Q–2K: This seems so basic. Why has it not been done?

That is a good question. Perhaps the question that should be asked is: Has someone done it and not reported it for fear of going against the bureaucratic forces within the political and medical establishments?

Q–2L: Do women who had an abortion or miscarriage, or used oral contraceptive pills (OCPs) early in their reproductive life develop a more aggressive breast cancer?

Yes. Olsson et al has noted13: "These results indicate that the rate of tumor cell proliferation [ie, rate of growth of cancer cells] is higher in patients with breast cancer who have used oral contraceptives at an early age or who at a young age have had an early abortion…"

Q–2M: Do miscarriages carry the same risk of breast cancer as induced abortion?

Women whose pregnancies end in miscarriage usually do not experience the same increase in estradiol and progesterone (ie, the female sexual hormones) or hCG levels that would result from a healthy pregnancy. Therefore, when a woman experiences a miscarriage, there is a less dramatic shift in hormone levels and less of a "hormonal blow" to the breast. Studies have shown that miscarriages, in general, have less of a risk than induced abortions. However, several studies show that miscarriages before a first full–term pregnancy (FFTP) may still carry a significant risk of developing breast cancer as noted in Table 2A below. (Further research in this area is critical to determine if an early miscarriage does indeed increase the risk of breast cancer.)
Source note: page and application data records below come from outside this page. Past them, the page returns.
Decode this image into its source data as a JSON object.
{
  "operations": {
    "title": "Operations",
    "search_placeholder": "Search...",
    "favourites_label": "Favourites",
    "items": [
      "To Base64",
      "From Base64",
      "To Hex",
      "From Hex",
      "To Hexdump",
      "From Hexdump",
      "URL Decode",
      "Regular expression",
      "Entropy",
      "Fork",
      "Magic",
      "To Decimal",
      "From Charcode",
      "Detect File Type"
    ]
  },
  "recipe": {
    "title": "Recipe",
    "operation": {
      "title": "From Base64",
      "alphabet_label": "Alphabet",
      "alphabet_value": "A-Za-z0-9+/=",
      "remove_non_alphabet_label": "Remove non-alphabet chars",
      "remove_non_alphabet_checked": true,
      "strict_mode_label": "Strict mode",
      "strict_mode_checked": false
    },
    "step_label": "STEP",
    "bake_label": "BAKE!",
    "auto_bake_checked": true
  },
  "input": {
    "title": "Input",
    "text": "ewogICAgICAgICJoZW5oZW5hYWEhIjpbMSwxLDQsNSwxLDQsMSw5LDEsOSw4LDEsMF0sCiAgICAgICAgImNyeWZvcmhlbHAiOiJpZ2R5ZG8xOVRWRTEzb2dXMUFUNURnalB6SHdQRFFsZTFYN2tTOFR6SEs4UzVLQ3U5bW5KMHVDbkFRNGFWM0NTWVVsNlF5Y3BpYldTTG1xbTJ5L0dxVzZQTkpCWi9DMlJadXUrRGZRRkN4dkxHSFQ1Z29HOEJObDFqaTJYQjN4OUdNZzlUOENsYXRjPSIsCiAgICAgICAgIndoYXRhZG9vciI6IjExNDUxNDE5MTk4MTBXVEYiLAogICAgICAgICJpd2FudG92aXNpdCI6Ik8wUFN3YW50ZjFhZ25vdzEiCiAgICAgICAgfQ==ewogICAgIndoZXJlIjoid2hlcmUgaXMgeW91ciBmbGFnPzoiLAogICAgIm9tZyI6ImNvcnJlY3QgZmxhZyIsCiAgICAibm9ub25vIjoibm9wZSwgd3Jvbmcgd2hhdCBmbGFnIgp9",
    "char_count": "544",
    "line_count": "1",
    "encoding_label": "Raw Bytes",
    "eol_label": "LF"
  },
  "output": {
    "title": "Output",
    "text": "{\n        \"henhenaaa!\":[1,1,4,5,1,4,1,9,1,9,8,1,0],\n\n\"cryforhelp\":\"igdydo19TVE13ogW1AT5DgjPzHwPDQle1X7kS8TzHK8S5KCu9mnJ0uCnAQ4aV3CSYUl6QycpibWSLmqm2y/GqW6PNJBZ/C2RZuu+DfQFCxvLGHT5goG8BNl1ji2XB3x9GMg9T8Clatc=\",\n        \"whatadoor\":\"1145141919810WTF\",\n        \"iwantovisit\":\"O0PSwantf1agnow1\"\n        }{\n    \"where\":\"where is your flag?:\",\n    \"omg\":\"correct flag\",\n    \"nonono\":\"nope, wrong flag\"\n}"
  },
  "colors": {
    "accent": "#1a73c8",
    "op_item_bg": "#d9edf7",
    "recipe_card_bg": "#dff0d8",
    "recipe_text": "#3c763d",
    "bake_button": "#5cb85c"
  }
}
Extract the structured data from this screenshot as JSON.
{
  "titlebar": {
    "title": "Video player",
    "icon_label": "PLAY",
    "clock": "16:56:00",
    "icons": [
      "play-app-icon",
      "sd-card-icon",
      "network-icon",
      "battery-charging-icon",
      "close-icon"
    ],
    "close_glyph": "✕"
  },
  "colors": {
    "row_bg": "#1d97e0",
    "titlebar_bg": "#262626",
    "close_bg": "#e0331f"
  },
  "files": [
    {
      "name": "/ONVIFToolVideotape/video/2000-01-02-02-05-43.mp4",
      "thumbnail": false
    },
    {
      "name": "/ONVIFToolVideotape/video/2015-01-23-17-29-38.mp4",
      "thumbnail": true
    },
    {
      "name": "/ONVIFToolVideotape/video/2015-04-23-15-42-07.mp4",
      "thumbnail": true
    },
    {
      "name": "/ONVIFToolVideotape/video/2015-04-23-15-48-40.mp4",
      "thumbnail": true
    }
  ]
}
Table 7A: Risks Of Breast Cancer To Women Who Had A Miscarriage Before Their FFTP
Author Year of Publication Percent Change Confidence Interval
Pike et al [4] 1981 151% increase unknown
Brinton14 1983 9% increase* 0.8–1.5
Hadjimichael15 1986 250% increase 1.7–7.4
Rosenberg16 1988 10% decrease* 0.7–1.4**
Ewertz⁄Duffy17 1988 163% increase* 0.83–8.32***
Adami18 1990 20% increase* 0.7–2.0
Daling [5] 1994 10% decrease* 0.6–1.3
Rookus19 1996 40% increase* 1.0–1.9

* This result reflects a trend toward an increased or decreased risk but does not attain statistical significance.
** Inappropriate age matching in study: median age of “cases” was 52; median age of “controls” was 40.
*** First trimester miscarriage in nulliparous women.

Q–2N: Is the prognosis of a pregnant woman who currently has breast cancer improved if she has an induced abortion?

No. Clarck and Chua noted that: "Those (pregnant women with breast cancer) undergoing a therapeutic abortion had a poorer prognosis compared to a live birth and even a spontaneous abortion."20 King et al obtained a similar result. "…patients who had termination of the pregnancy had a five year survival rate of 43 percent, whereas patients who underwent mastectomy and who went to term had a five year survival of 59 percent."21.

Q–20: What should women be told in general about having an abortion at a young age and the risk of breast cancer?

Women who have an elective abortion before their firstborn baby suffer at least a 50% increased risk of developing breast cancer according to the best meta–analysis done to date. The risks are almost certainly higher for women who have had an abortion before the age of 18, or those who have additional risk factors, such as a positive family history or use of oral contraceptives before a FFTP. (The person who is interested in an excellent review article describing the physiologic reasons behind the link between abortion and breast cancer should see Canty's article22.)


Next page: References: